§ Instructions for the task
Collect each line of the records containing the string "Gross".
━━━━
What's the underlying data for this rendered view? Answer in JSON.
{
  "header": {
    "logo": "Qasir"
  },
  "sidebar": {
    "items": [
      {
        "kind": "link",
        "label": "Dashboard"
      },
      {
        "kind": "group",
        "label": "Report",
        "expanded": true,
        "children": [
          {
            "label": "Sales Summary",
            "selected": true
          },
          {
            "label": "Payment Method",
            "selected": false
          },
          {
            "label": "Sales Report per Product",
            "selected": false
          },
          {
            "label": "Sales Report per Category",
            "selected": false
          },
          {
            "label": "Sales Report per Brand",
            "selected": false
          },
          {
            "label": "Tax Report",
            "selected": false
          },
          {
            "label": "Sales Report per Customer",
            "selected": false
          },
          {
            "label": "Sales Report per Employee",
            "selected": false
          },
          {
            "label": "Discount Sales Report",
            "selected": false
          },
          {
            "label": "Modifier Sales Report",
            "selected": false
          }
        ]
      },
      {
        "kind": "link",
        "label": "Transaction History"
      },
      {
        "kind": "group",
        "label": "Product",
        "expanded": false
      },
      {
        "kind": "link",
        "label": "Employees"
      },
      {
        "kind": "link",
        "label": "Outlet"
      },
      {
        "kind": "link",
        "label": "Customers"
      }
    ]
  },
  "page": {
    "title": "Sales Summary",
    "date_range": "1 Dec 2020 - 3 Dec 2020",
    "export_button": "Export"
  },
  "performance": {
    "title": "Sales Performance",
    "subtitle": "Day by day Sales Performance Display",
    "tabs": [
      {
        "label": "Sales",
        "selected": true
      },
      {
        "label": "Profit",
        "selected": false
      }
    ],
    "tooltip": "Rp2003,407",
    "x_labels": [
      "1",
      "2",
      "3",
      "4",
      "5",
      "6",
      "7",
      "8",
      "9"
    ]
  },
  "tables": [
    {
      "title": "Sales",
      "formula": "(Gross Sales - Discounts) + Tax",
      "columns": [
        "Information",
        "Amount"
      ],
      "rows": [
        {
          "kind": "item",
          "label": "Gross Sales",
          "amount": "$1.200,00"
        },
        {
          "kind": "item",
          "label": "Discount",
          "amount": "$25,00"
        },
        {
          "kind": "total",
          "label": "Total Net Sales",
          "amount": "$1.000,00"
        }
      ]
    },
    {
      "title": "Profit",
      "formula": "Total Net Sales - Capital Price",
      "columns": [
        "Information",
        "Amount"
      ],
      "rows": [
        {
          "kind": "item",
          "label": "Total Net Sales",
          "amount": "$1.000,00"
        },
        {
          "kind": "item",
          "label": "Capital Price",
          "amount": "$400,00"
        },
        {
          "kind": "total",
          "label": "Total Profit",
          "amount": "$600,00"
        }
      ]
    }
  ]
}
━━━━
§ Output of the exercise
      "formula": "(Gross Sales - Discounts) + Tax",
          "label": "Gross Sales",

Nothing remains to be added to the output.